▸ What is needed: Search the entries for the word "参数设置". Copy each line in which it is found.

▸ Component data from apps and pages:
*** Block opens ***

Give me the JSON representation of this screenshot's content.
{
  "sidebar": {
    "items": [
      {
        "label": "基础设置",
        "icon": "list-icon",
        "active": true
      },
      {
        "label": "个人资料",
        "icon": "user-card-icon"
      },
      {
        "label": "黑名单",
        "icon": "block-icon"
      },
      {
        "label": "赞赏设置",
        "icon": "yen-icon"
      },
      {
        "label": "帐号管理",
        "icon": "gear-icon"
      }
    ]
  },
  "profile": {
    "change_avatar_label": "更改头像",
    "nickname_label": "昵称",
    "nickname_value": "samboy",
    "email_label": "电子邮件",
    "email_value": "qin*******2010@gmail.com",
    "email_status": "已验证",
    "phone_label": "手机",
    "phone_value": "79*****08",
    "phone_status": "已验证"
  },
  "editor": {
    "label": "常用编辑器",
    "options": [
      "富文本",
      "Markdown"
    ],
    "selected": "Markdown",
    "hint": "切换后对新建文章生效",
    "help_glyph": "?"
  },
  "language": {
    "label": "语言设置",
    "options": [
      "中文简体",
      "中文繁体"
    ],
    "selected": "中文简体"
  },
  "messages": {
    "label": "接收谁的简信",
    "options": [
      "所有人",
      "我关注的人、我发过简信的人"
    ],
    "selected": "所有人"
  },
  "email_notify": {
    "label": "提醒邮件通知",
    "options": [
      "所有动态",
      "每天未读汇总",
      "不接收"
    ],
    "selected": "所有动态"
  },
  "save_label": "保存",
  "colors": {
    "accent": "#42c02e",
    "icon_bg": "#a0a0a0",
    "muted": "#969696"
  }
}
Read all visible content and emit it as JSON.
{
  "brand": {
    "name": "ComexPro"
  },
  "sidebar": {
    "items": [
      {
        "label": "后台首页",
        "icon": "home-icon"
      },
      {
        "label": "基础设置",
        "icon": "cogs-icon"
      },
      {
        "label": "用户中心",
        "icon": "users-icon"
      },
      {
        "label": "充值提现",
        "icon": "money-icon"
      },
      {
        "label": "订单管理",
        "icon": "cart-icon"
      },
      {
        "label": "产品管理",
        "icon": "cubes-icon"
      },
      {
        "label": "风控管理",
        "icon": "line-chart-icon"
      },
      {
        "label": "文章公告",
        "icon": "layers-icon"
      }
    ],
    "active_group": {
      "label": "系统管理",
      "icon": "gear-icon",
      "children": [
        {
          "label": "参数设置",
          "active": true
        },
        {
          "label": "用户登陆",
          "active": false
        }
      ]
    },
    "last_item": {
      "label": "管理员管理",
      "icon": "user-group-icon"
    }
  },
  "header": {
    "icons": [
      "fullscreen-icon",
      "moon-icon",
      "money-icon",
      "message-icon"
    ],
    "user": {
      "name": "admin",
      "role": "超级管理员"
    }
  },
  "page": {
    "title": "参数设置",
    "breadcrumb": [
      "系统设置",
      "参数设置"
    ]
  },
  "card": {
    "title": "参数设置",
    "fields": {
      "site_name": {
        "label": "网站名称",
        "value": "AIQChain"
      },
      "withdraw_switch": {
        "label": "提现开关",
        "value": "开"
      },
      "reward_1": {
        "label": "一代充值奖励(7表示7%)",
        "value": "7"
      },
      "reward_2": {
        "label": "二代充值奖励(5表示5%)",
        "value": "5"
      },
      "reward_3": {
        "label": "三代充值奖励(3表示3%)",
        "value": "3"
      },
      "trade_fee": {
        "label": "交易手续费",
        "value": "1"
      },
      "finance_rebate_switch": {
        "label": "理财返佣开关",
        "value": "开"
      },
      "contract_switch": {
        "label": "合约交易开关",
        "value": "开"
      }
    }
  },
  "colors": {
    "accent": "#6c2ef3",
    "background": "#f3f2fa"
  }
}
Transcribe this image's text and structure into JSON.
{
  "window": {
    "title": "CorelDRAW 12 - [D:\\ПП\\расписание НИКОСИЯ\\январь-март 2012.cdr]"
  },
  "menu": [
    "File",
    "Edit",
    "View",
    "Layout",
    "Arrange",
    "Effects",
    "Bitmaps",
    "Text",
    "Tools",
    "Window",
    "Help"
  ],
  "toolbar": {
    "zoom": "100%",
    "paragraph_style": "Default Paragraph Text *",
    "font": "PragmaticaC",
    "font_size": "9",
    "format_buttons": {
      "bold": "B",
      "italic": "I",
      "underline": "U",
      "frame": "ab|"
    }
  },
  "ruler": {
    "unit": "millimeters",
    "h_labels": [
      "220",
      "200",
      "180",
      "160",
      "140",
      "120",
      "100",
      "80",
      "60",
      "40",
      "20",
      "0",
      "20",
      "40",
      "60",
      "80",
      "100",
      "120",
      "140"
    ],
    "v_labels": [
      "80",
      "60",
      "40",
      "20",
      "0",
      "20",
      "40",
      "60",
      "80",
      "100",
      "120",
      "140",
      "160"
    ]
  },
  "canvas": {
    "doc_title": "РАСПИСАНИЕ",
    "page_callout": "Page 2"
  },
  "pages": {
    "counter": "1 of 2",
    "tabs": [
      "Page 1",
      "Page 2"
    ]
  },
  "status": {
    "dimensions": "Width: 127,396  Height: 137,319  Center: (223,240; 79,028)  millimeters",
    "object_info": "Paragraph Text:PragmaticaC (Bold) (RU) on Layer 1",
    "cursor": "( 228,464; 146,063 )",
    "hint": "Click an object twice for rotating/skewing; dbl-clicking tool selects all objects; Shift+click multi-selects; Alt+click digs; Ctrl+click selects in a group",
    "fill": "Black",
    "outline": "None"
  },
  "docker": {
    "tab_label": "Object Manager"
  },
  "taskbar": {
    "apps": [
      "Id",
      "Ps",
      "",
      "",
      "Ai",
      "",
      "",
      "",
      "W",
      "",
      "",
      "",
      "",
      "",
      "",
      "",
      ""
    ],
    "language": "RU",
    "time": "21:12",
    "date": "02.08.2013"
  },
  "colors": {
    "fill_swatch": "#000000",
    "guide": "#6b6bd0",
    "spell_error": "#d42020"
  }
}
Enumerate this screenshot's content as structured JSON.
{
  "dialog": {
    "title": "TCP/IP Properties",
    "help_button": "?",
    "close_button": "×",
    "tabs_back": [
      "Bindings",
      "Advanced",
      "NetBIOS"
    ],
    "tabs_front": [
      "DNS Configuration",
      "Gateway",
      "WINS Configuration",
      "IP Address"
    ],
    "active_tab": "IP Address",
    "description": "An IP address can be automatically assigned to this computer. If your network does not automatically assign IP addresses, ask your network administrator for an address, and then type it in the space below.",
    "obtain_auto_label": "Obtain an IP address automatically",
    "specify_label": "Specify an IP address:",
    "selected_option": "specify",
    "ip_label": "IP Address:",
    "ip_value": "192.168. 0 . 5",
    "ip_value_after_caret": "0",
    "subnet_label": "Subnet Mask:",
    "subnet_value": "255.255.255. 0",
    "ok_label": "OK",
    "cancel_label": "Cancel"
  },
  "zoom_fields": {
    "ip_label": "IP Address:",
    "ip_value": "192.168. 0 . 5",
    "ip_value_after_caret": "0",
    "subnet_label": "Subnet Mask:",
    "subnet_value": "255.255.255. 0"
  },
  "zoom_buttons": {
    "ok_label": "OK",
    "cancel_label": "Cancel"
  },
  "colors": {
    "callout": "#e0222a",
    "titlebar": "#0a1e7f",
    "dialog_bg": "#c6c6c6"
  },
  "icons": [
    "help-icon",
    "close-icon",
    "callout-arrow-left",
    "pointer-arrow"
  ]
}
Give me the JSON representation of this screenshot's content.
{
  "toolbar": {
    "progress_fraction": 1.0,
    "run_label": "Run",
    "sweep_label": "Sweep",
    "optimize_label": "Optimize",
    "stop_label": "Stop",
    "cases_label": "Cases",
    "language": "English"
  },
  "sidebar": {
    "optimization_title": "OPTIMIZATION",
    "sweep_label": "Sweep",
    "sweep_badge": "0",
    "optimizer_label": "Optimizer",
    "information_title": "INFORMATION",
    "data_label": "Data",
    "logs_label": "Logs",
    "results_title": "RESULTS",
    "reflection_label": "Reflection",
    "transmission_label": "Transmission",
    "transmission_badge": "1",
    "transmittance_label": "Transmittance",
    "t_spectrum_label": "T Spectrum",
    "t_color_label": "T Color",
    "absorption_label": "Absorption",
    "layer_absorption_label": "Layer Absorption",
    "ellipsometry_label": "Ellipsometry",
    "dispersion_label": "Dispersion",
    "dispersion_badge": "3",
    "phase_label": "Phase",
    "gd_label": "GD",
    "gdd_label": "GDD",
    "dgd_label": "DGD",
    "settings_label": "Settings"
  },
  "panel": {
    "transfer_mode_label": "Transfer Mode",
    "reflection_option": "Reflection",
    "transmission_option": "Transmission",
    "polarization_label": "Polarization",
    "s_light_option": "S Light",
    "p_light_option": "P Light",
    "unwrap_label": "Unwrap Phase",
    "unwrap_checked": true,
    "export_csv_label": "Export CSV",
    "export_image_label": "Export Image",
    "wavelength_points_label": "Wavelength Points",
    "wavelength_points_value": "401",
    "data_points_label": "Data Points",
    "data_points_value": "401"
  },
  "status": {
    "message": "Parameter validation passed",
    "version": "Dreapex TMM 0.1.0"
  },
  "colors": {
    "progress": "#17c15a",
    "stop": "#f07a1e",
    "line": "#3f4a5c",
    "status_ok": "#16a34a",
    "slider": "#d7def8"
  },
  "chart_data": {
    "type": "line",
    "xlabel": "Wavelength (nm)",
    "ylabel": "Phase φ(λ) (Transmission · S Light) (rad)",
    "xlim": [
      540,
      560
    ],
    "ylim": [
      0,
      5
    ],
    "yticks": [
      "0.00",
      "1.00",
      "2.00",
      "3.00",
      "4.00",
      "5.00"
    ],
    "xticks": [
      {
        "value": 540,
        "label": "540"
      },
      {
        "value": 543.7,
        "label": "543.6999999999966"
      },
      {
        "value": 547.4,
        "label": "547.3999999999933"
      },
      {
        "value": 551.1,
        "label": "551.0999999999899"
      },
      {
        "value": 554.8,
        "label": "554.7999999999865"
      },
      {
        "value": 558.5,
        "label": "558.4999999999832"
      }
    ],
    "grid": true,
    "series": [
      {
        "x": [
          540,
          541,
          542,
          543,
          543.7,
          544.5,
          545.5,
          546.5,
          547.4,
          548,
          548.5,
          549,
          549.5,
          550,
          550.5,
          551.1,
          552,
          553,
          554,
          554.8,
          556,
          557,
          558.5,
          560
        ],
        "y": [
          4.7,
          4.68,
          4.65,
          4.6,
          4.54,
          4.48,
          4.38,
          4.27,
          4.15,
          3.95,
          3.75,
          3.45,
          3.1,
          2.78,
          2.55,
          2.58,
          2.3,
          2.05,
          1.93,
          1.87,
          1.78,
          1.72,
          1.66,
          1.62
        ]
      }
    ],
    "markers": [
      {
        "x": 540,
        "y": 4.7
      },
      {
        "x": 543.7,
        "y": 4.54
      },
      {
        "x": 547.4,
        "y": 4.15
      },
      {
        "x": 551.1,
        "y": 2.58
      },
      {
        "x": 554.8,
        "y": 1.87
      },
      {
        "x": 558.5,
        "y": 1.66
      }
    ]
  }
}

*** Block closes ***

▸ Answer box:
          "label": "参数设置",
    "title": "参数设置",
      "参数设置"
    "title": "参数设置",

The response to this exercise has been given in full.